andean solar cooker project (d-lab: energy)
In March 2015, I embarked on a journey to a small village near Quehue, Peru with a few classmates and students from UTEC (Universidad de Ingeniería y Tecnología). We were there, during spring break, on behalf of an engineering class about energy in developing countries. My team was looking into alternatives for the traditional method of cooking with bosta (dried dung) indoors due to the damaging respiratory effects. Our goal was to develop an analogous method that would preserve the locals lifestyles as much as possible while alleviating some respiratory strain.
After three flights and a long ride in a minibus, we arrived in our village in the Andes. Temperatures dropped as soon as the sun set, the air thin at 12,400 ft elevation. We slept in sleeping bags on concrete in the newly built community center and ate at the only restaurant in the town.
During the day, we took a small van through windy mountain roads until we reached distant clusters of farms in more remote areas. We conducted interviews with residents, with our friends from UTEC translating to the best of their ability. The locals predominantly spoke Quechua, but much of what they described could be carefully observed. They showed us their stove setups and their methods of harvesting crops, building roofs, and making clothes. I measured solar data, took note of what materials they had access to, and asked about their daily schedules and habits. When we weren't conducting interviews, we spent time with the kids at the school, teaching basic English and playing games with them. In the evenings, we ate dinner together, went stargazing, and chatted with residents at the town center park.
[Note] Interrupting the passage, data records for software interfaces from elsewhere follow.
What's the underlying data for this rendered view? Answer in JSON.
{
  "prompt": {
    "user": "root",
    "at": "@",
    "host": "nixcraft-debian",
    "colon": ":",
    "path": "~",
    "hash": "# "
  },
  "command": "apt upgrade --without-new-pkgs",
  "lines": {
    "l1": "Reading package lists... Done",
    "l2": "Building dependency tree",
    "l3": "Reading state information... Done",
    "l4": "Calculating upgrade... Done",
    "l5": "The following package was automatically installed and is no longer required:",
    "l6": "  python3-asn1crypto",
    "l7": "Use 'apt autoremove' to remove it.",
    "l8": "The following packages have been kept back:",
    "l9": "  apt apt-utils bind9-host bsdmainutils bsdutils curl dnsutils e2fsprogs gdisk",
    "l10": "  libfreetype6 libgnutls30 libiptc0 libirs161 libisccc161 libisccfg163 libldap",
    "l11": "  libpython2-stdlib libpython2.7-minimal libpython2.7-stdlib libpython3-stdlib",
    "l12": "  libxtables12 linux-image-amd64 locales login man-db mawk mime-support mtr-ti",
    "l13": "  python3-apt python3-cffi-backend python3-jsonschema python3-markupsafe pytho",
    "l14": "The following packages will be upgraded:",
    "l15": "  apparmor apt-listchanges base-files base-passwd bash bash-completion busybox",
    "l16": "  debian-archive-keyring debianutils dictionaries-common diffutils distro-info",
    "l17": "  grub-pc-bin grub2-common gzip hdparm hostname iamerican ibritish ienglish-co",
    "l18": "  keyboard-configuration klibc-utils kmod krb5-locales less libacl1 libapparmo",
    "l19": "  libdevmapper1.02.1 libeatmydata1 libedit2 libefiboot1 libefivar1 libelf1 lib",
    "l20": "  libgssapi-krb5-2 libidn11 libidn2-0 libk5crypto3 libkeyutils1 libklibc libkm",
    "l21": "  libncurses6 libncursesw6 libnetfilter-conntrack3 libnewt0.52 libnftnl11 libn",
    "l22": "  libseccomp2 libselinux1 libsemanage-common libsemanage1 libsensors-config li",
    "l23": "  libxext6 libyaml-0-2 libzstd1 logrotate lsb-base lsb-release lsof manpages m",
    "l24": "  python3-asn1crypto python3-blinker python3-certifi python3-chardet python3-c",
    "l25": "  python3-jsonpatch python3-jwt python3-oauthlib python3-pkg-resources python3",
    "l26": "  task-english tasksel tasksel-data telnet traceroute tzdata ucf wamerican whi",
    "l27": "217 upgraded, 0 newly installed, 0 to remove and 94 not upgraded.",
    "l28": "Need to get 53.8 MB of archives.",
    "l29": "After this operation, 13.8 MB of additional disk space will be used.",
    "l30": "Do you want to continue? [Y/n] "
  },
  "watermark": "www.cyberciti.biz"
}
Soon, it was time for us to leave - our desire for warm showers at odds with the sense of connection we'd built with the community. Once we reconvened in Boston, my team researched and brainstormed many different types of solar cookers, including box cookers, parabolic cookers, panel cookers, etc. Solar cookers would make use of the location's weather and proximity to the sun, and since many of their recipes required long cook times with little intervention, this solution seemed appropriate. With the constraints of cost, available solar energy, manufacturability, robustness, and availability of materials, we created a Pugh chart and eventually settled on a simple box cooker. Our final design would be built from adobe, ichu (local insulating grass), glass, and sheet metal. Due to the timeline of the course, we were only able to build two prototypes. Testing was difficult since Boston temperatures hovered around freezing for the duration of our testing timeline, but we sent blueprints and design guidelines to our teammates in Lima, and they intend to complete the project at UTEC for further testing and iterating.
I completed this project with a distinct realization that engineering without social context was impossible, and developing strong social science skills would be critical in the design and creation of the world's most needed products. I began a minor in anthropology with a particular focus on human health, and chose to concentrate on human-centered design within my mechanical engineering major. Despite the brevity of the trip, lessons learned from Quehue, both directly and indirectly, were some of the most persistent from my MIT experience.
Ethnographic research, user centered design, prototyping, resource analysis